Once the churches started to come into view it was an awesome sight.  The metal rooftops that had been erected to protect them were somewhat detracting but the sheer size of these structures was surprising.  It was almost unimaginable  to think they were carved completely out of rock.  These weren't caves or buildings carved into the side of a mountain, they were totally free standing rock structures.   Who built the churches is still somewhat of a mystery but scholars have estimated that it would have taken 40,000 people to construct them all. Ethiopian legend attributes the miraculous speed with which they were built to celestial assistance.  Perhaps not quite the mystery that they pyramids were but still a mind boggling achievement.  After an area was marked out, construction would have started with trenches being dug out on all four sides.  These go as deep as three stories.  Then the solid cube of rock would have been chiseled out into a hollow structure.  The roofs came up to ground level and stairs lead down to the entrances.
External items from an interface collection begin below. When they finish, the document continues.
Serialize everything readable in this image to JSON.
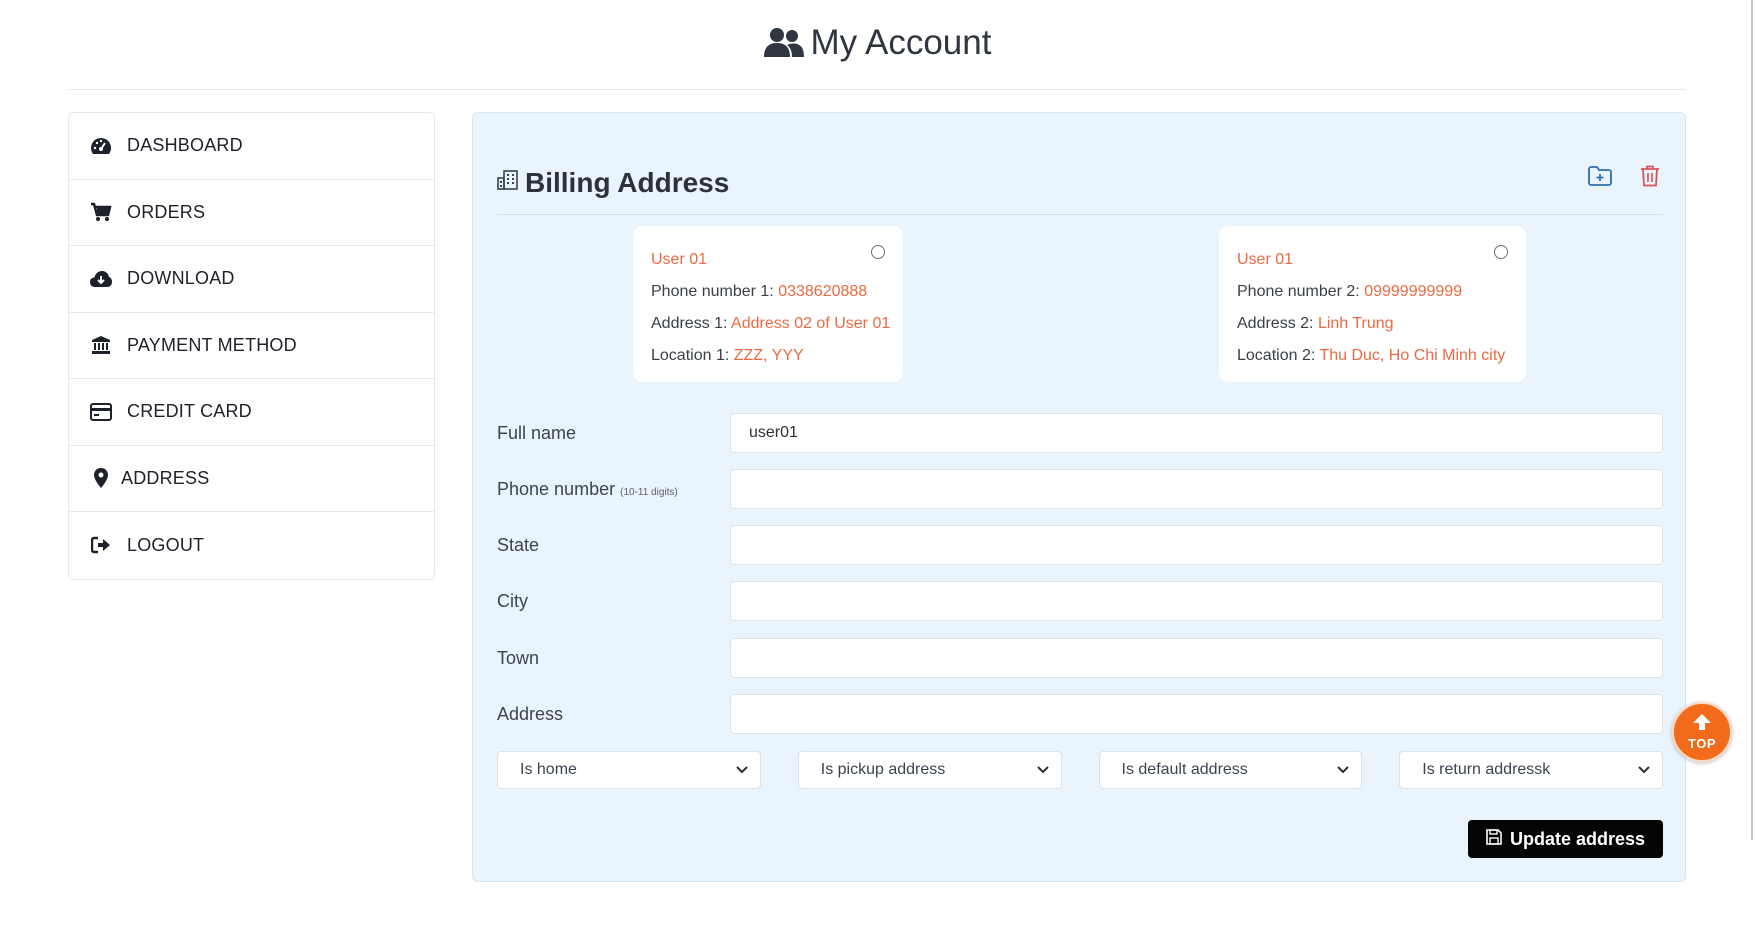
{
  "header": {
    "title": "My Account",
    "icon": "users-icon"
  },
  "sidebar": {
    "items": [
      {
        "label": "DASHBOARD",
        "icon": "gauge-icon"
      },
      {
        "label": "ORDERS",
        "icon": "cart-icon"
      },
      {
        "label": "DOWNLOAD",
        "icon": "cloud-download-icon"
      },
      {
        "label": "PAYMENT METHOD",
        "icon": "bank-icon"
      },
      {
        "label": "CREDIT CARD",
        "icon": "credit-card-icon"
      },
      {
        "label": "ADDRESS",
        "icon": "map-pin-icon"
      },
      {
        "label": "LOGOUT",
        "icon": "logout-icon"
      }
    ]
  },
  "billing": {
    "title": "Billing Address",
    "icon": "building-icon",
    "actions": {
      "add_icon": "folder-plus-icon",
      "delete_icon": "trash-icon"
    },
    "addresses": [
      {
        "name": "User 01",
        "phone_label": "Phone number 1:",
        "phone": "0338620888",
        "address_label": "Address 1:",
        "address": "Address 02 of User 01",
        "location_label": "Location 1:",
        "location": "ZZZ, YYY"
      },
      {
        "name": "User 01",
        "phone_label": "Phone number 2:",
        "phone": "09999999999",
        "address_label": "Address 2:",
        "address": "Linh Trung",
        "location_label": "Location 2:",
        "location": "Thu Duc, Ho Chi Minh city"
      }
    ]
  },
  "form": {
    "fullname_label": "Full name",
    "fullname_value": "user01",
    "phone_label": "Phone number",
    "phone_hint": "(10-11 digits)",
    "phone_value": "",
    "state_label": "State",
    "state_value": "",
    "city_label": "City",
    "city_value": "",
    "town_label": "Town",
    "town_value": "",
    "address_label": "Address",
    "address_value": "",
    "selects": [
      "Is home",
      "Is pickup address",
      "Is default address",
      "Is return addressk"
    ],
    "update_label": "Update address"
  },
  "scroll_top": {
    "label": "TOP"
  }
}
We started our tour with Bet Medhane Alem, said to be the largest rock-hewn church in the world.  A tour group was just entering so we took off our shoes and followed quietly.  A guard stood at the entrance. We charged him with keeping an eye on our shoes. We had to pay to enter the church area but locals didn't.  The interior was cavernous, measuring 33.5 meters long and 23.5 Lalibela, Ethiopiameters wide, and had been hollowed out with a chisel!  The building was supported by 72 pillars, 34 on the outside and 38 on the inside.  The barrel-vaulted room was lit with fluorescent lights but small cross-shaped windows let in small amounts of natural light. We stood to the back while the tour group went through their little lecture.  A priest was in attendance and brought out the famous Lalibela cross, a solid gold 7 kg cross ornately designed in a style that was unique to Lalibela.  The priest was kind enough to pose for a photo after the tour group left and we left an appropriate tip to show our appreciation.  He was patient as we walked around to look at the three empty graves that stood to the left of the altar, symbolic graves of Abraham, Isaac and Jacob.  The lights started to flick off and the priest finally motioned that he had to leave to perform a ceremony.  
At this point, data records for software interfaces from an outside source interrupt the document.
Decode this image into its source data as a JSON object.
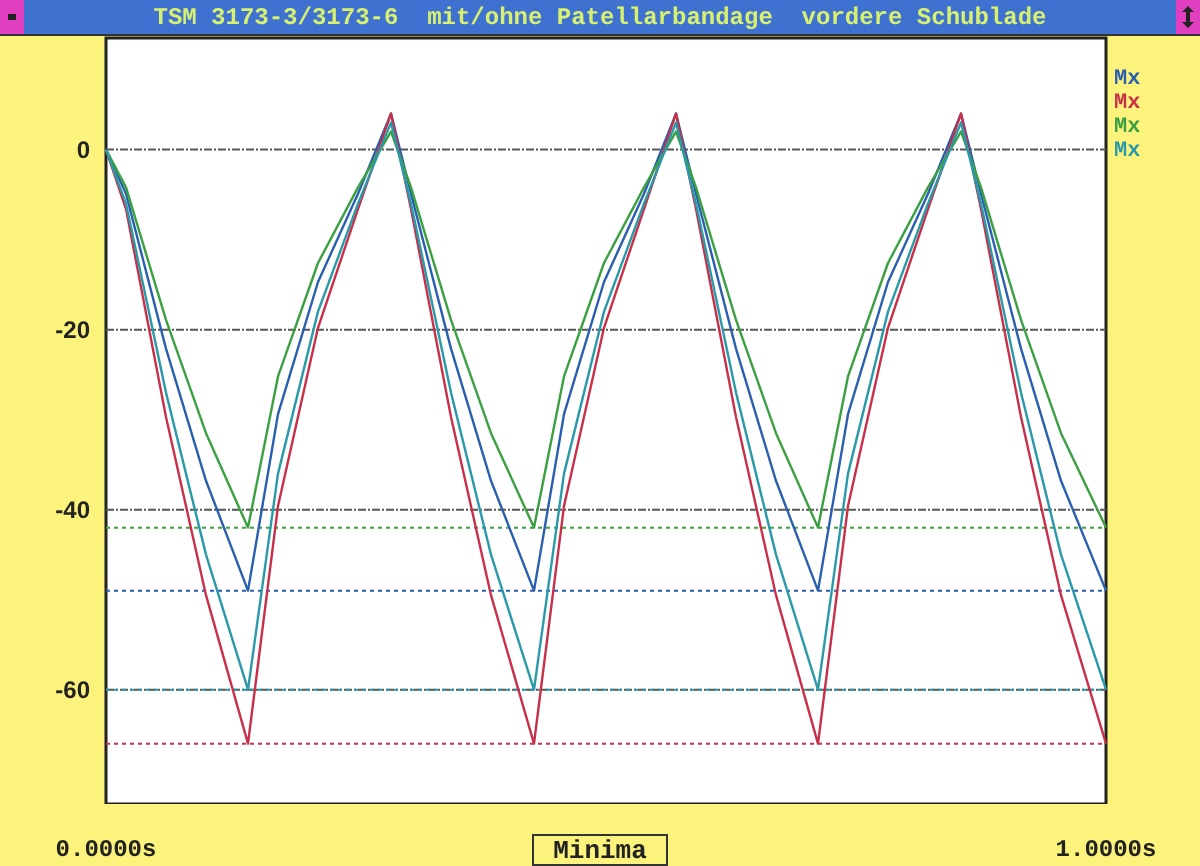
{
  "window": {
    "title": "TSM 3173-3/3173-6  mit/ohne Patellarbandage  vordere Schublade"
  },
  "chart_data": {
    "type": "line",
    "x": [
      0,
      0.02,
      0.06,
      0.1,
      0.142,
      0.172,
      0.212,
      0.252,
      0.285,
      0.305,
      0.345,
      0.385,
      0.428,
      0.458,
      0.498,
      0.538,
      0.57,
      0.59,
      0.63,
      0.67,
      0.712,
      0.742,
      0.782,
      0.822,
      0.855,
      0.875,
      0.915,
      0.955,
      1.0
    ],
    "series": [
      {
        "name": "Mx",
        "color": "#2a5fb0",
        "values": [
          0,
          -4.9,
          -22.1,
          -36.8,
          -49,
          -29.4,
          -14.7,
          -4.9,
          4,
          -4.9,
          -22.1,
          -36.8,
          -49,
          -29.4,
          -14.7,
          -4.9,
          4,
          -4.9,
          -22.1,
          -36.8,
          -49,
          -29.4,
          -14.7,
          -4.9,
          4,
          -4.9,
          -22.1,
          -36.8,
          -49
        ]
      },
      {
        "name": "Mx",
        "color": "#c8304a",
        "values": [
          0,
          -6.6,
          -29.7,
          -49.5,
          -66,
          -39.6,
          -19.8,
          -6.6,
          4,
          -6.6,
          -29.7,
          -49.5,
          -66,
          -39.6,
          -19.8,
          -6.6,
          4,
          -6.6,
          -29.7,
          -49.5,
          -66,
          -39.6,
          -19.8,
          -6.6,
          4,
          -6.6,
          -29.7,
          -49.5,
          -66
        ]
      },
      {
        "name": "Mx",
        "color": "#3aa040",
        "values": [
          0,
          -4.2,
          -18.9,
          -31.5,
          -42,
          -25.2,
          -12.6,
          -4.2,
          2,
          -4.2,
          -18.9,
          -31.5,
          -42,
          -25.2,
          -12.6,
          -4.2,
          2,
          -4.2,
          -18.9,
          -31.5,
          -42,
          -25.2,
          -12.6,
          -4.2,
          2,
          -4.2,
          -18.9,
          -31.5,
          -42
        ]
      },
      {
        "name": "Mx",
        "color": "#2a9aa8",
        "values": [
          0,
          -6,
          -27,
          -45,
          -60,
          -36,
          -18,
          -6,
          3,
          -6,
          -27,
          -45,
          -60,
          -36,
          -18,
          -6,
          3,
          -6,
          -27,
          -45,
          -60,
          -36,
          -18,
          -6,
          3,
          -6,
          -27,
          -45,
          -60
        ]
      }
    ],
    "grid": true,
    "ref_lines": [
      {
        "axis": "y",
        "value": -49,
        "color": "#2a5fb0"
      },
      {
        "axis": "y",
        "value": -66,
        "color": "#c8304a"
      },
      {
        "axis": "y",
        "value": -42,
        "color": "#3aa040"
      },
      {
        "axis": "y",
        "value": -60,
        "color": "#2a9aa8"
      }
    ],
    "xlim": [
      0,
      1
    ],
    "ylim": [
      -72.7,
      12.4
    ],
    "yticks": [
      0,
      -20,
      -40,
      -60
    ],
    "xticks": [
      {
        "value": 0,
        "label": "0.0000s"
      },
      {
        "value": 1,
        "label": "1.0000s"
      }
    ]
  },
  "button": {
    "label": "Minima"
  }
}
From Bet Medhane Alem a narrow tunnel led directly to the courtyard of Met Maryam.  The tour group had already started into the next church so we stopped in the courtyard and took a rest.  Two small children came over and sat next to us, pulling out their school books to show us their work. The security guard saw them and waived them off.  It turned out that they were his children and they had come to bring his dinner.  Small caves were carved into the surrounding walls and sheet metal covered a couple of them.  He reached inside one and put away his meal.  They looked like little cubby holes where the guards could rest when off duty.  We stopped our tour in the courtyard, leaving the rest for later.  We were too tired and didn't want to being tagging along behind a tour group.  What little bits of info you could sometimes glean from a tour group were offset by the noise and general loss of atmosphere.  It had been a long day so we went for dinner at the Hotel Roha and then back to our hotel to sleep.